By the 2nd Friday in the term in which the student plans to graduate, they must apply for the degree online at:
Check the deadline schedule online at:
A complete draft of the thesis (approved by the advisor) must be circulated to thesis committee members at least 2 weeks before the thesis presentation. During the thesis presentation, the M.S. student will present the major ideas, findings, and results of their research, and be subject to questioning by members of their committee and the general public.

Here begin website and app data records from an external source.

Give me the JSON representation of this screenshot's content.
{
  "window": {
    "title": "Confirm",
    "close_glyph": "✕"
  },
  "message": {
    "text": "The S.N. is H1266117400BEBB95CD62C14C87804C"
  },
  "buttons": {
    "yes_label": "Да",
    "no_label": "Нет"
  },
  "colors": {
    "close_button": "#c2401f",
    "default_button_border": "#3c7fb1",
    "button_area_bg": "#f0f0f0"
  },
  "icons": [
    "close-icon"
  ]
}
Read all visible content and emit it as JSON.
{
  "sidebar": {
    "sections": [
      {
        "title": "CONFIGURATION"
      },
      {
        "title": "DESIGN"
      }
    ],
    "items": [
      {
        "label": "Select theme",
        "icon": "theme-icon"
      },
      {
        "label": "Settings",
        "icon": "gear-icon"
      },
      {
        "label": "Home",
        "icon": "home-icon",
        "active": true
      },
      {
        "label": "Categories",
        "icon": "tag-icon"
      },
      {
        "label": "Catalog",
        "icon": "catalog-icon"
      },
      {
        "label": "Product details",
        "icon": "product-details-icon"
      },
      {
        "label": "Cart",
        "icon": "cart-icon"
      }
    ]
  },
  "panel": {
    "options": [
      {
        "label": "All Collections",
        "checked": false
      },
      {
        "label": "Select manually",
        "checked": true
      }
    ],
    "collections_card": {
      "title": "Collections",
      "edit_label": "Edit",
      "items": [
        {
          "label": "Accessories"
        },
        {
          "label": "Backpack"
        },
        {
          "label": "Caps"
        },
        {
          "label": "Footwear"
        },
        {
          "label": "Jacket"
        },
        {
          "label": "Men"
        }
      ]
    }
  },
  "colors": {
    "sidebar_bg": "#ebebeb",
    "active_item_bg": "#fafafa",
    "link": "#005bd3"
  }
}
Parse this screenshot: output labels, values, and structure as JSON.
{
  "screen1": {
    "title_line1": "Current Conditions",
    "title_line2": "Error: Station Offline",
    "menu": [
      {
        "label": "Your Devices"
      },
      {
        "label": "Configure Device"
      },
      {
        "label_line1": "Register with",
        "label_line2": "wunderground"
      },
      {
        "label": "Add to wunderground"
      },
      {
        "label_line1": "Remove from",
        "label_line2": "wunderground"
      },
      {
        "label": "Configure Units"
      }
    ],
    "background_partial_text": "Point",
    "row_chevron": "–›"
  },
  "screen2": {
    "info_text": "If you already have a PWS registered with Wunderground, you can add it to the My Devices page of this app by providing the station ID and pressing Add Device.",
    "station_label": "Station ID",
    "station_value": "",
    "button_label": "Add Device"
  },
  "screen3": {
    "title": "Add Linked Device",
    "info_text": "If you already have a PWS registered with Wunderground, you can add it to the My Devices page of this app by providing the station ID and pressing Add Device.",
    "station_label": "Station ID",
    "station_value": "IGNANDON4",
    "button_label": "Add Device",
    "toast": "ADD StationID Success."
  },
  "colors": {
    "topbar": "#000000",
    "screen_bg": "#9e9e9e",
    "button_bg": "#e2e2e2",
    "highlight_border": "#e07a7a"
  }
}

When the student has successfully presented their thesis and incorporated feedback from their thesis advisor and committee, they are required to upload a PDF copy of their thesis via the Graduate School’s submission process. Submission instructions and forms can be found at the Graduate School web site under Thesis and Dissertation (see: http://gradschool.uoregon.edu/node/151). The uploaded thesis will not be accepted unless it meets Graduate School standards of form and style. The student should refer to the Graduate School’s Style and Policy Manual (See link on the above page) that defines these standards. The Graduate School allows published papers to be submitted in lieu of the standard thesis (and this format is preferred by many faculty advisors); however, these papers may need to be reformatted into the standard Graduate School style. To avoid potential problems, students are cautioned to check with the Graduate School on such formatting requirements.
All University of Oregon dissertations are submitted to ProQuest and then delivered to the University of Oregon Libraries. ProQuest is a dissertation/thesis service responsible for keeping a scholarly record of doctoral and master’s recipients worldwide.
ProQuest is recognized as the publisher, cataloger, and marketer of theses and dissertations. ProQuest also offers copyrighting services. For more information, visit www.il.proquest.com.
In addition to the ProQuest copy, copies of your thesis and related files are forwarded to the UO Libraries. The UO Libraries archives the thesis with any related files and makes them available through the university’s institutional repository, Scholars’ Bank. For more information, visit http://scholarsbank.uoregon.edu.
In order to give graduate students more experience speaking in front of large, formal audiences, every graduate student is required to give a scientific presentation at least once every two years during their residency in the department. Oral or poster presentations at scientific meetings (e.g., AGU, GSA, AAPG, etc.) are encouraged as a means of meeting this requirement. If such a talk or poster is given, documentation (e.g., the published abstract) must be provided to the department Graduate Coordinator. Alternatively, student seminars may be presented during a departmental seminar time slot if space is available in the schedule. Otherwise, students may petition to present their seminar at an informal time. Such a presentation must be scheduled and advertised a minimum of one week in advance and will meet the requirement only if at least three faculty are able to attend. Lunchtime slots, when informal seminar series are often already scheduled, may be appropriate. Students who are judged by the faculty to have presented an unsatisfactory seminar will be advised how the seminar can be improved and will be required to give another (satisfactory) seminar soon after.